**EXERCISE**
Your task is to extract every entry that follows word for word while excluding the pictures.

**TASK DATA**
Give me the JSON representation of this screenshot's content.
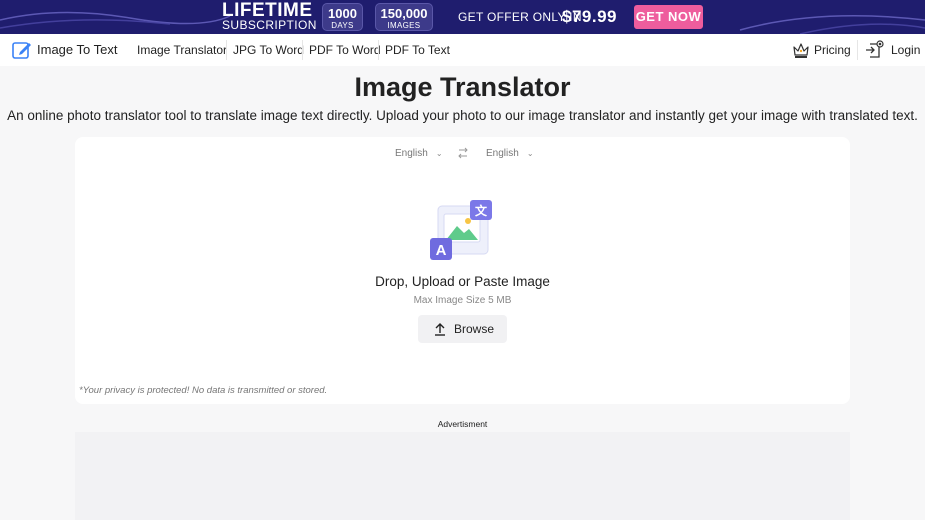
{
  "promo": {
    "headline": "LIFETIME",
    "subheadline": "SUBSCRIPTION",
    "days_value": "1000",
    "days_label": "DAYS",
    "images_value": "150,000",
    "images_label": "IMAGES",
    "offer_text": "GET OFFER ONLY IN",
    "price": "$79.99",
    "cta_label": "GET NOW",
    "colors": {
      "banner": "#1f1d6e",
      "cta": "#ee5d9d"
    }
  },
  "nav": {
    "logo_icon": "edit-note-icon",
    "logo_text": "Image To Text",
    "links": [
      "Image Translator",
      "JPG To Word",
      "PDF To Word",
      "PDF To Text"
    ],
    "pricing_icon": "crown-icon",
    "pricing_label": "Pricing",
    "login_icon": "user-login-icon",
    "login_label": "Login"
  },
  "hero": {
    "title": "Image Translator",
    "subtitle": "An online photo translator tool to translate image text directly. Upload your photo to our image translator and instantly get your image with translated text."
  },
  "translator": {
    "source_language": "English",
    "target_language": "English",
    "swap_icon": "swap-arrows-icon",
    "upload_icon": "image-translate-icon",
    "drop_text": "Drop, Upload or Paste Image",
    "max_size_text": "Max Image Size 5 MB",
    "browse_label": "Browse",
    "browse_icon": "upload-arrow-icon",
    "privacy_text": "*Your privacy is protected! No data is transmitted or stored."
  },
  "ad": {
    "label": "Advertisment"
  }
}
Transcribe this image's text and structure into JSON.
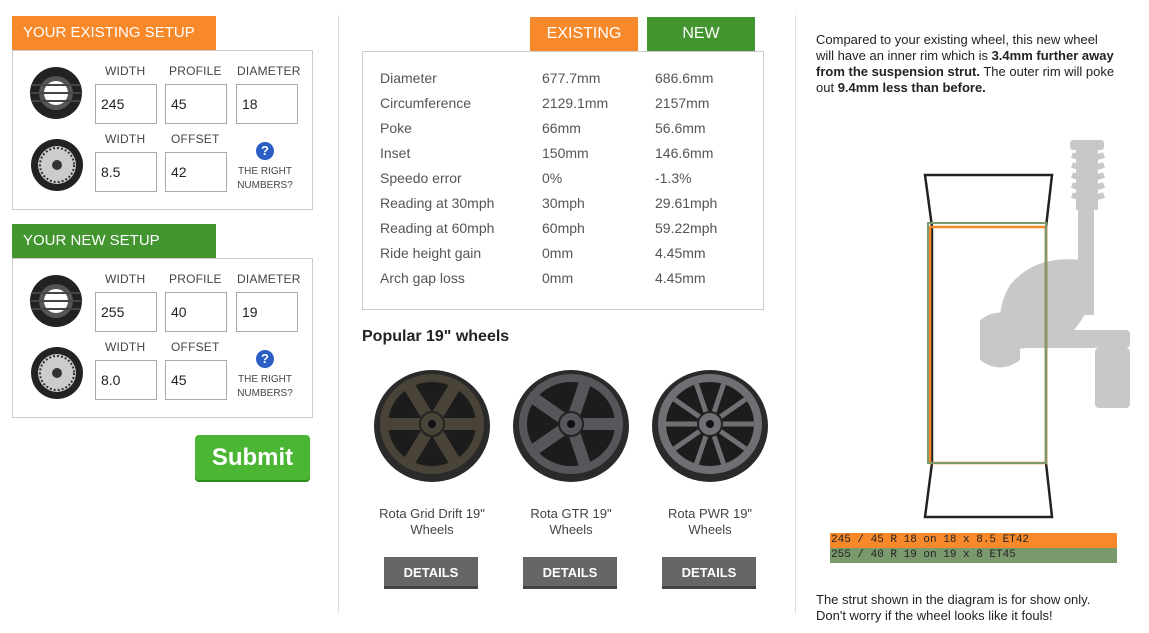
{
  "existing_setup": {
    "title": "YOUR EXISTING SETUP",
    "tyre_labels": [
      "WIDTH",
      "PROFILE",
      "DIAMETER"
    ],
    "tyre_values": [
      "245",
      "45",
      "18"
    ],
    "wheel_labels": [
      "WIDTH",
      "OFFSET"
    ],
    "wheel_values": [
      "8.5",
      "42"
    ],
    "help_text": "THE RIGHT NUMBERS?"
  },
  "new_setup": {
    "title": "YOUR NEW SETUP",
    "tyre_labels": [
      "WIDTH",
      "PROFILE",
      "DIAMETER"
    ],
    "tyre_values": [
      "255",
      "40",
      "19"
    ],
    "wheel_labels": [
      "WIDTH",
      "OFFSET"
    ],
    "wheel_values": [
      "8.0",
      "45"
    ],
    "help_text": "THE RIGHT NUMBERS?"
  },
  "submit_label": "Submit",
  "comparison": {
    "tab_existing": "EXISTING",
    "tab_new": "NEW",
    "rows": [
      {
        "label": "Diameter",
        "existing": "677.7mm",
        "new": "686.6mm"
      },
      {
        "label": "Circumference",
        "existing": "2129.1mm",
        "new": "2157mm"
      },
      {
        "label": "Poke",
        "existing": "66mm",
        "new": "56.6mm"
      },
      {
        "label": "Inset",
        "existing": "150mm",
        "new": "146.6mm"
      },
      {
        "label": "Speedo error",
        "existing": "0%",
        "new": "-1.3%"
      },
      {
        "label": "Reading at 30mph",
        "existing": "30mph",
        "new": "29.61mph"
      },
      {
        "label": "Reading at 60mph",
        "existing": "60mph",
        "new": "59.22mph"
      },
      {
        "label": "Ride height gain",
        "existing": "0mm",
        "new": "4.45mm"
      },
      {
        "label": "Arch gap loss",
        "existing": "0mm",
        "new": "4.45mm"
      }
    ]
  },
  "popular": {
    "title": "Popular 19\" wheels",
    "wheels": [
      {
        "name": "Rota Grid Drift 19\" Wheels",
        "details": "DETAILS",
        "color": "#4a4438"
      },
      {
        "name": "Rota GTR 19\" Wheels",
        "details": "DETAILS",
        "color": "#55575a"
      },
      {
        "name": "Rota PWR 19\" Wheels",
        "details": "DETAILS",
        "color": "#6e7074"
      }
    ]
  },
  "summary": {
    "t1": "Compared to your existing wheel, this new wheel will have an inner rim which is ",
    "b1": "3.4mm further away from the suspension strut.",
    "t2": " The outer rim will poke out ",
    "b2": "9.4mm less than before.",
    "legend_existing": "245 / 45 R 18 on 18 x 8.5 ET42",
    "legend_new": "255 / 40 R 19 on 19 x 8 ET45",
    "footnote": "The strut shown in the diagram is for show only. Don't worry if the wheel looks like it fouls!"
  },
  "colors": {
    "orange": "#f7892b",
    "green": "#43952f",
    "submit": "#4bb534",
    "existing_outline": "#f7892b",
    "new_outline": "#7a9a6e"
  }
}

**EXERCISE SOLUTION**
Give me the JSON representation of this screenshot's content.
{
  "promo": {
    "headline": "LIFETIME",
    "subheadline": "SUBSCRIPTION",
    "days_value": "1000",
    "days_label": "DAYS",
    "images_value": "150,000",
    "images_label": "IMAGES",
    "offer_text": "GET OFFER ONLY IN",
    "price": "$79.99",
    "cta_label": "GET NOW",
    "colors": {
      "banner": "#1f1d6e",
      "cta": "#ee5d9d"
    }
  },
  "nav": {
    "logo_icon": "edit-note-icon",
    "logo_text": "Image To Text",
    "links": [
      "Image Translator",
      "JPG To Word",
      "PDF To Word",
      "PDF To Text"
    ],
    "pricing_icon": "crown-icon",
    "pricing_label": "Pricing",
    "login_icon": "user-login-icon",
    "login_label": "Login"
  },
  "hero": {
    "title": "Image Translator",
    "subtitle": "An online photo translator tool to translate image text directly. Upload your photo to our image translator and instantly get your image with translated text."
  },
  "translator": {
    "source_language": "English",
    "target_language": "English",
    "swap_icon": "swap-arrows-icon",
    "upload_icon": "image-translate-icon",
    "drop_text": "Drop, Upload or Paste Image",
    "max_size_text": "Max Image Size 5 MB",
    "browse_label": "Browse",
    "browse_icon": "upload-arrow-icon",
    "privacy_text": "*Your privacy is protected! No data is transmitted or stored."
  },
  "ad": {
    "label": "Advertisment"
  }
}
Transcribe this image's text and structure into JSON.
{
  "existing_setup": {
    "title": "YOUR EXISTING SETUP",
    "tyre_labels": [
      "WIDTH",
      "PROFILE",
      "DIAMETER"
    ],
    "tyre_values": [
      "245",
      "45",
      "18"
    ],
    "wheel_labels": [
      "WIDTH",
      "OFFSET"
    ],
    "wheel_values": [
      "8.5",
      "42"
    ],
    "help_text": "THE RIGHT NUMBERS?"
  },
  "new_setup": {
    "title": "YOUR NEW SETUP",
    "tyre_labels": [
      "WIDTH",
      "PROFILE",
      "DIAMETER"
    ],
    "tyre_values": [
      "255",
      "40",
      "19"
    ],
    "wheel_labels": [
      "WIDTH",
      "OFFSET"
    ],
    "wheel_values": [
      "8.0",
      "45"
    ],
    "help_text": "THE RIGHT NUMBERS?"
  },
  "submit_label": "Submit",
  "comparison": {
    "tab_existing": "EXISTING",
    "tab_new": "NEW",
    "rows": [
      {
        "label": "Diameter",
        "existing": "677.7mm",
        "new": "686.6mm"
      },
      {
        "label": "Circumference",
        "existing": "2129.1mm",
        "new": "2157mm"
      },
      {
        "label": "Poke",
        "existing": "66mm",
        "new": "56.6mm"
      },
      {
        "label": "Inset",
        "existing": "150mm",
        "new": "146.6mm"
      },
      {
        "label": "Speedo error",
        "existing": "0%",
        "new": "-1.3%"
      },
      {
        "label": "Reading at 30mph",
        "existing": "30mph",
        "new": "29.61mph"
      },
      {
        "label": "Reading at 60mph",
        "existing": "60mph",
        "new": "59.22mph"
      },
      {
        "label": "Ride height gain",
        "existing": "0mm",
        "new": "4.45mm"
      },
      {
        "label": "Arch gap loss",
        "existing": "0mm",
        "new": "4.45mm"
      }
    ]
  },
  "popular": {
    "title": "Popular 19\" wheels",
    "wheels": [
      {
        "name": "Rota Grid Drift 19\" Wheels",
        "details": "DETAILS",
        "color": "#4a4438"
      },
      {
        "name": "Rota GTR 19\" Wheels",
        "details": "DETAILS",
        "color": "#55575a"
      },
      {
        "name": "Rota PWR 19\" Wheels",
        "details": "DETAILS",
        "color": "#6e7074"
      }
    ]
  },
  "summary": {
    "t1": "Compared to your existing wheel, this new wheel will have an inner rim which is ",
    "b1": "3.4mm further away from the suspension strut.",
    "t2": " The outer rim will poke out ",
    "b2": "9.4mm less than before.",
    "legend_existing": "245 / 45 R 18 on 18 x 8.5 ET42",
    "legend_new": "255 / 40 R 19 on 19 x 8 ET45",
    "footnote": "The strut shown in the diagram is for show only. Don't worry if the wheel looks like it fouls!"
  },
  "colors": {
    "orange": "#f7892b",
    "green": "#43952f",
    "submit": "#4bb534",
    "existing_outline": "#f7892b",
    "new_outline": "#7a9a6e"
  }
}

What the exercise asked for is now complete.